Early reviews of Barney’s Version (the film) prepared me for the book’s most amusing attributes – its skewering of Quebec nationalist politics and Canadian cultural nationalism – having been left on the cutting room floor. After all, converting a 417-page account of one man’s life into a two-hour film demands some streamlining.
But there’s streamlining and then there’s the hatchet job. I’m sorry to say, despite the smattering of applause from the nearly-full screening I attended, the film is more like the latter.
Sadly, the delicate artistic balance of the novel has been destroyed in this new “Version,” this drunken lurch nowhere better demonstrated than in the film’s treatment of Jews and women. And Jewish women, in particular.
The novel, a fictive autobiographical confession, “the true story of my wasted life,” has a largely tripartite structure, with books based on each of Barney Panofsky’s three marriages.
Now the triangle is an ancient, mystical, and frustrating form – just ask any teenager struggling through trig 101– and still holds great attraction to us today, as morbid interest in Aniston, Pitt, and Jolie; Charles, Diana, and Camilla; or the Father, the Son and the Holy Ghost, demonstrates. In Barney’s case, though, these three wives are in no way a triangle: They are guideposts in the life of a man on a mortal journey, searching for meaning and love. (Hmm, perhaps more like the Father-Son than I thought …).
The first Panofsky wife is Clara Chambers (actually Charnofsky, played by Rachelle Lefevre), the hedonist of his youth, a first class fucked up bitch. In the book, she is a talented artist whose modest genius is hugely inflated by the feminist commentary that grows around her suicide – a knock-off of Sylvia Plath, with Barney cast as Ted Hughes. In the movie, Clara’s talent is not discussed and the fame that lives after her, redacted.

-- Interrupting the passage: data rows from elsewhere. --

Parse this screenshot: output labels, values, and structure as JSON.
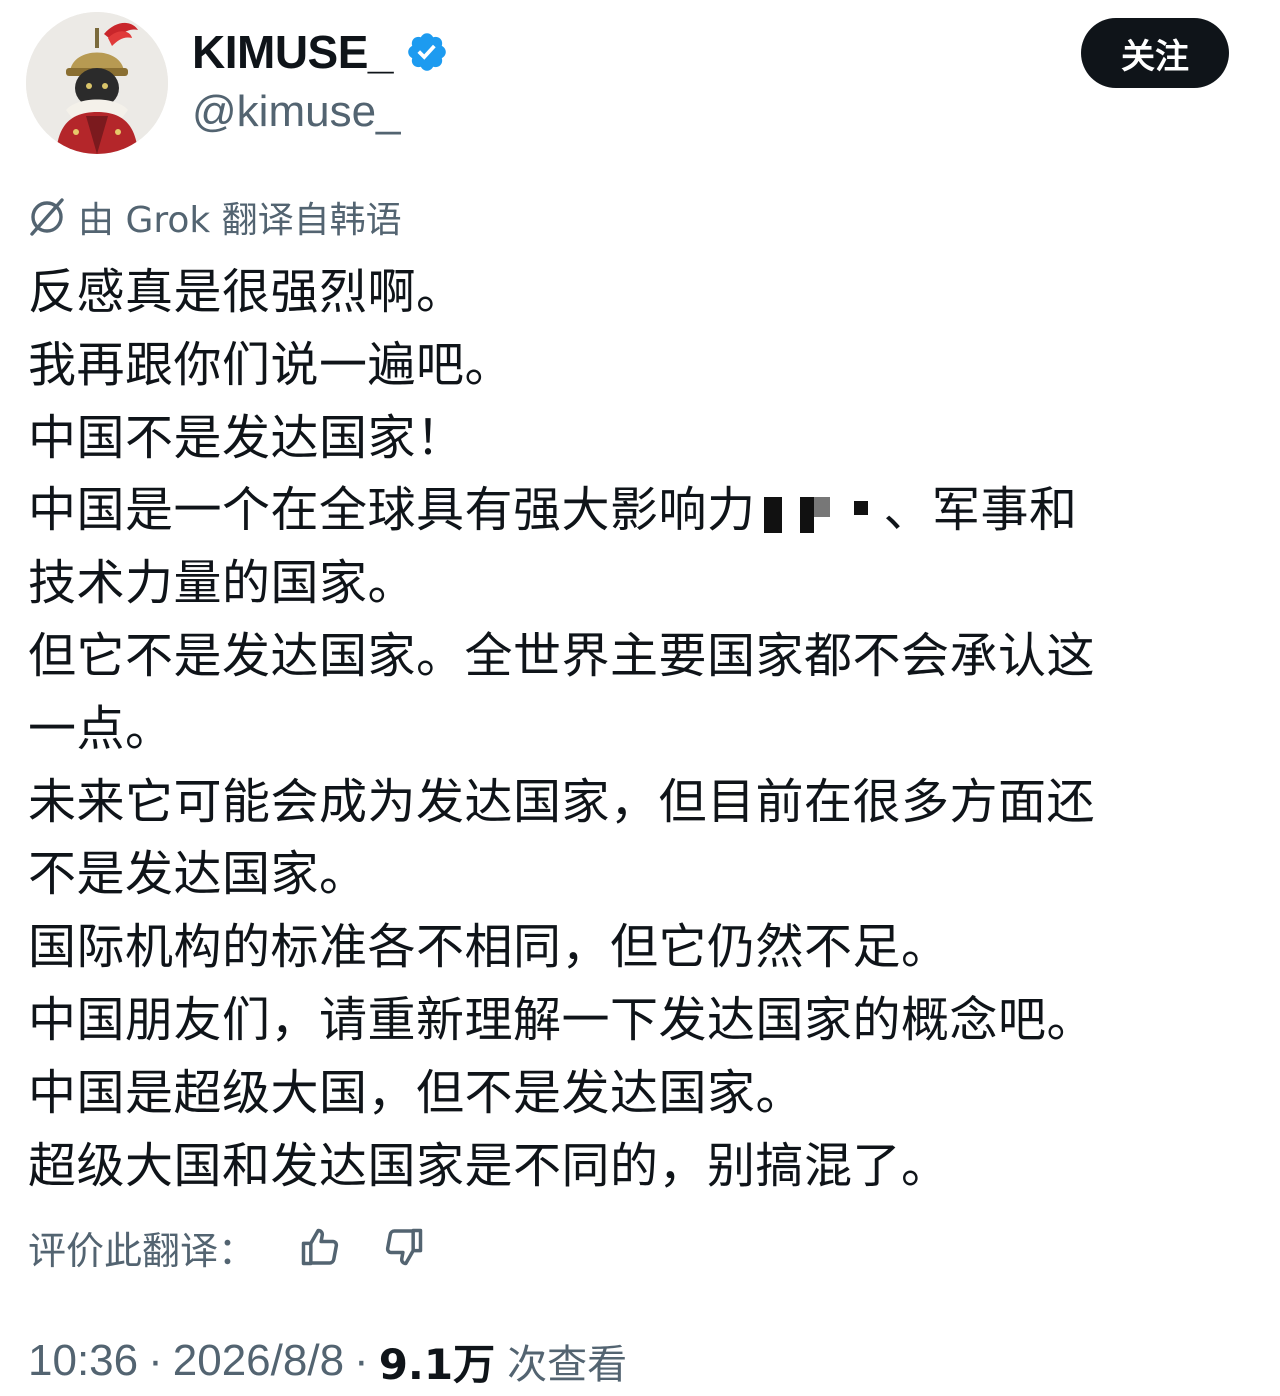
{
  "profile": {
    "display_name": "KIMUSE_",
    "handle": "@kimuse_",
    "verified_icon": "verified-badge-icon",
    "avatar": "avatar-helmeted-figure"
  },
  "header": {
    "follow_label": "关注"
  },
  "translation": {
    "note": "由 Grok 翻译自韩语",
    "icon": "translate-icon"
  },
  "tweet": {
    "lines": [
      "反感真是很强烈啊。",
      "我再跟你们说一遍吧。",
      "中国不是发达国家！",
      "中国是一个在全球具有强大影响力",
      "、军事和",
      "技术力量的国家。",
      "但它不是发达国家。全世界主要国家都不会承认这",
      "一点。",
      "未来它可能会成为发达国家，但目前在很多方面还",
      "不是发达国家。",
      "国际机构的标准各不相同，但它仍然不足。",
      "中国朋友们，请重新理解一下发达国家的概念吧。",
      "中国是超级大国，但不是发达国家。",
      "超级大国和发达国家是不同的，别搞混了。"
    ]
  },
  "rating": {
    "label": "评价此翻译：",
    "thumbs_up_icon": "thumbs-up-icon",
    "thumbs_down_icon": "thumbs-down-icon"
  },
  "meta": {
    "time": "10:36",
    "separator": "·",
    "date": "2026/8/8",
    "views_count": "9.1万",
    "views_label": "次查看"
  },
  "colors": {
    "text_primary": "#0f1419",
    "text_secondary": "#536471",
    "verified_blue": "#1d9bf0",
    "button_bg": "#0f1419"
  }
}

Not so Clara’s father, played by Saul Rubinek, who appears on the heels of her death as a bearded Orthodox Jew, unmasked in short order as another in the long line of Richler’s nasty too-Jewish characters.
The second Mrs. Panofsky, archetypal yenta of a Jewish American Princess, is brayingly brought to life by the incomparable Minnie Driver – who really should have been cast as Miriam, the third in Panofsky’s marital hat trick.
Driver is beautiful, a great actress, and she looks plausibly Jewish … which brings me to the crux of my beef with the liberties taken with this celluloidization of a novel: In Richler’s version, Barney’s third wife is Miriam Greenberg, clearly a Jewish woman who drives a stake through the shiksa goddess motif favoured in novels by Jewish men of a certain age and stature. (And not just of a certain age either: The all-round repulsiveness of the Jewish woman is still common cultural currency, as throw-away lines in The Social Network demonstrate).
In this film, Miriam Greenberg becomes Miriam Grant (luminously played by Rosamund Pike). This stylish, classy and sexy shiksa’s wedding ceremony is performed by a man wearing neither head covering nor tallit, the nuptials clearly non-Jewish (“I now pronounce you husband and wife.”)
Of course, this not the film’s only flaw – it forgets the murder-mystery/urban legend plot line for an hour; it cries out for Barney’s confessional voiceover (rather than the stilted info dump conversations it employs); and the resolution of the murder is so heavy-handed it appears aimed at imbeciles (with apologies to imbeciles). Also, Barney’s paunch in his 20s is almost as noticeable as in his 60s. Which brings us to another eternal motif in the story, that of Beauty and the Beast (which was, according to Charles Foran, how Richler referred to his relationship with his beloved wife Florence).
Recasting Miriam Greenberg as Miriam Grant resurrects the shiksa goddess, just when I finally thought it was safe for this Jewish woman to head back to the movies. Unfortunately, plus ça change, plus c’est la même chose.
So I guess my question is, whose odious version of Jewish womanhood is this? Screenwriter Michael Konyves’, producer Robert Lantos’, or director Richard J. Lewis’?
Inquiring yentas want to know.
As A.O. Scott wrote in the New York Times: “In spite of Mr. Giamatti’s ferociously energetic performance ‘Barney’s Version’ never figures out just who Barney is. In Richler’s pages he is above all a voice – profane, sophisticated, tender, mean and funny – and the filmmakers prove unable to compensate for its absence … in attempting to honor the spirit of the book, they extinguish it. It is a wild, unruly novel of character, in which the character himself is at once incorrigible and irresistible. The film tames and sentimentalizes him, and in showing respect for Barney’s author turns his creation into something unforgivably respectable.”
The problem with this version of Barney is that we have no idea WHAT the luminous, redeeming wife—the only “good Jew” in the novel--could possibly have seen in him. And frankly, in this film, that’s an even bigger mystery than Boogie’s disappearance.